Data about app and page elements:
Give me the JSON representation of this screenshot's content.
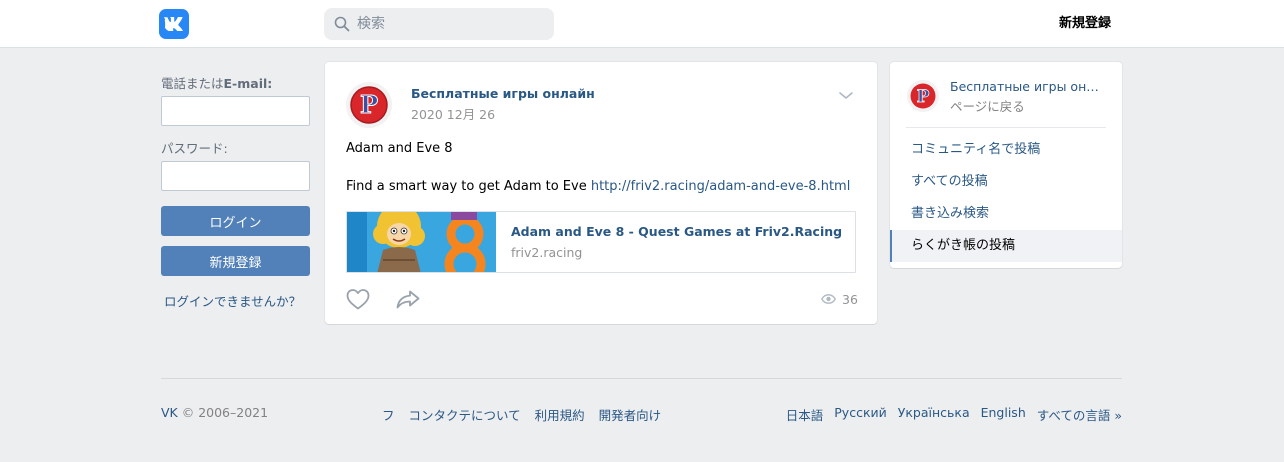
{
  "header": {
    "logo_icon": "vk-logo-icon",
    "search_placeholder": "検索",
    "register_label": "新規登録"
  },
  "login": {
    "phone_label_prefix": "電話または",
    "phone_label_bold": "E-mail:",
    "password_label": "パスワード:",
    "phone_value": "",
    "password_value": "",
    "login_button": "ログイン",
    "register_button": "新規登録",
    "forgot_link": "ログインできませんか？"
  },
  "post": {
    "author": "Бесплатные игры онлайн",
    "date": "2020 12月 26",
    "text_line1": "Adam and Eve 8",
    "text_line2_prefix": "Find a smart way to get Adam to Eve ",
    "link_url": "http://friv2.racing/adam-and-eve-8.html",
    "snippet": {
      "title": "Adam and Eve 8 - Quest Games at Friv2.Racing",
      "domain": "friv2.racing"
    },
    "views": "36",
    "accent": "#2a5885"
  },
  "sidebar": {
    "group_name": "Бесплатные игры онлайн",
    "back_label": "ページに戻る",
    "items": [
      {
        "label": "コミュニティ名で投稿"
      },
      {
        "label": "すべての投稿"
      },
      {
        "label": "書き込み検索"
      },
      {
        "label": "らくがき帳の投稿"
      }
    ]
  },
  "footer": {
    "copyright_brand": "VK",
    "copyright_rest": " © 2006–2021",
    "links": [
      "フ",
      "コンタクテについて",
      "利用規約",
      "開発者向け"
    ],
    "languages": [
      "日本語",
      "Русский",
      "Українська",
      "English",
      "すべての言語 »"
    ]
  }
}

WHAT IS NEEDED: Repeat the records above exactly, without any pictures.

OUTPUT OF THE EXERCISE:
Give me the JSON representation of this screenshot's content.
{
  "header": {
    "logo_icon": "vk-logo-icon",
    "search_placeholder": "検索",
    "register_label": "新規登録"
  },
  "login": {
    "phone_label_prefix": "電話または",
    "phone_label_bold": "E-mail:",
    "password_label": "パスワード:",
    "phone_value": "",
    "password_value": "",
    "login_button": "ログイン",
    "register_button": "新規登録",
    "forgot_link": "ログインできませんか？"
  },
  "post": {
    "author": "Бесплатные игры онлайн",
    "date": "2020 12月 26",
    "text_line1": "Adam and Eve 8",
    "text_line2_prefix": "Find a smart way to get Adam to Eve ",
    "link_url": "http://friv2.racing/adam-and-eve-8.html",
    "snippet": {
      "title": "Adam and Eve 8 - Quest Games at Friv2.Racing",
      "domain": "friv2.racing"
    },
    "views": "36",
    "accent": "#2a5885"
  },
  "sidebar": {
    "group_name": "Бесплатные игры онлайн",
    "back_label": "ページに戻る",
    "items": [
      {
        "label": "コミュニティ名で投稿"
      },
      {
        "label": "すべての投稿"
      },
      {
        "label": "書き込み検索"
      },
      {
        "label": "らくがき帳の投稿"
      }
    ]
  },
  "footer": {
    "copyright_brand": "VK",
    "copyright_rest": " © 2006–2021",
    "links": [
      "フ",
      "コンタクテについて",
      "利用規約",
      "開発者向け"
    ],
    "languages": [
      "日本語",
      "Русский",
      "Українська",
      "English",
      "すべての言語 »"
    ]
  }
}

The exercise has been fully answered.